Cue the World’s Smallest Violin
It appears that SEC Chairman Gary Gensler is giving Wall Street a sad because he wants them to stop defrauding the rest of us.
Boo f%$#ing hoo:
Wall Street’s top regulator is pursuing the biggest overhaul of the $51 trillion U.S. stock market in two decades. First he’ll have to fend off a major industry resistance campaign.
Securities and Exchange Commission Chair Gary Gensler — a former Goldman Sachs partner turned progressive icon — is set to launch a regulatory broadside in the coming weeks against brokerage and trading giants including Charles Schwab, Robinhood and GOP megadonor Ken Griffin’s Citadel Securities, according to interviews with more than a dozen executives, lawmakers, regulators and investor advocates.
So, this sounds like regulations against payment for order flow, which is basically front-running (illegal) re-labeled.
Interesting fact: This was invented by Bernie Madoff, yes, THAT Bernie Madoff.
The rules that Gensler is spearheading would revamp the stock market’s plumbing, partly in response to the 2021 meme stock saga in which Robinhood and other brokerages attracted scrutiny after they were overwhelmed by trading in shares of companies such as GameStop and AMC. Gensler, who has held leading regulatory roles in the Biden and Obama administrations, has questioned whether investors are operating in an environment that is “as fair and competitive as possible.” He is expected to crack down on the complex web of payments and fees that exchanges, brokerages and trading firms share when processing investors’ stock trades.
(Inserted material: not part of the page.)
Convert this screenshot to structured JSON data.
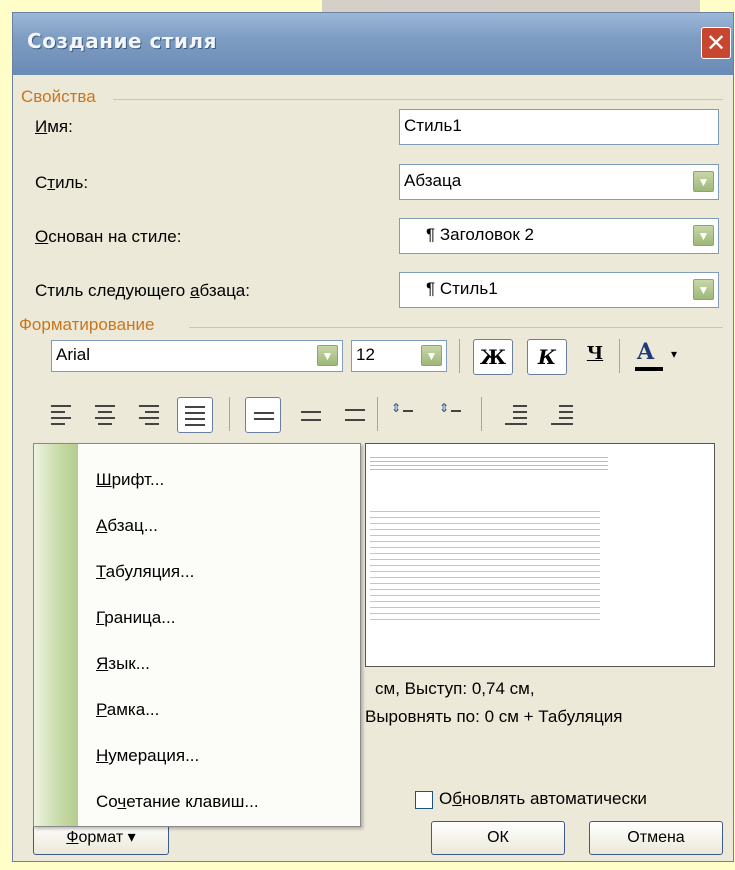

While the proposals have yet to be released, industry executives have already begun talking about suing the SEC over the plans. And a growing number of Hill Democrats are urging Gensler to proceed with caution, signaling a potentially treacherous political road ahead even among members of his own party — one that will become even more fraught if Republican critics gain a majority in Congress.
“We have to be careful not to throw the baby out with the bathwater,” Rep. Ritchie Torres, a New York Democrat on the House Financial Services Committee, said in an interview.
Torres gets the largest proportion of his campaign money from finance, with real-estate, which is hand in hand with finance, particularly in New York, a close second.
At issue for Gensler is ultimately a series of long-held concerns from investor advocates and progressives that the current market is not built for everyday people and institutional investors such as pension funds — but rather for Wall Street intermediaries.
The SEC chief has talked about half a dozen possible reforms. Among them are changes to the way stock trades are priced on exchanges like NYSE and Nasdaq, which Gensler has said are not on a level playing field with other trading venues that operate with more regulatory flexibility and less transparency. Only about half of all trading in the market today occurs on stock exchanges, with the rest taking place through banks and brokerages running private markets and handling the trades themselves. Gensler has also discussed more disclosures around how brokers execute clients’ orders, changes to what constitutes the best price in the market and ways to move more trading to public exchanges.
The question is whether the Gensler-led SEC will be able to enact the proposals in the face of widespread backlash.
Bank robbers hat vault doors and armed guards, and the, “Widespread Backlash,” here is a few thousand people who get rich cheating the rest of us.
Some of the firms that have the most to lose — the wholesalers and brokerages responsible for how and where individual investors’ trades occur — have already started to lay the groundwork for lawsuits, including by amassing data to refute the SEC’s economic case for the changes.
Of course they are. I’m sure that they are already figuring how to get this before a judge who will swallow the sh%$ that they are peddling.
“You don’t want to do a massive restructuring of how things work without some feeling of how it’s going to work,” said Rep. Bill Foster (D-Ill.), a House Financial Services Committee member who is urging the SEC to first use a pilot program before introducing changes to the broader market.
An excuse to do nothing, from a member New Democrat Coalition, over $½ million from the finance, insurance and real estate sectors.
“The conflicts of interest that have evolved have already become very ingrained and central to intermediaries’ business models,” said Tyler Gellasch, a former SEC official who now runs the Healthy Markets Association, an investor advocacy group that has been calling for many of the changes Gensler is expected to propose. “The question will really be how far is this commission going to go to protect investors?”
I think that Gensler would go pretty far. Unfortunately the Democrats in the House and the Senate, along with other elements of the Democratic Party establishment (There is no Democratic Party establishment) will do everything that they can to stop him.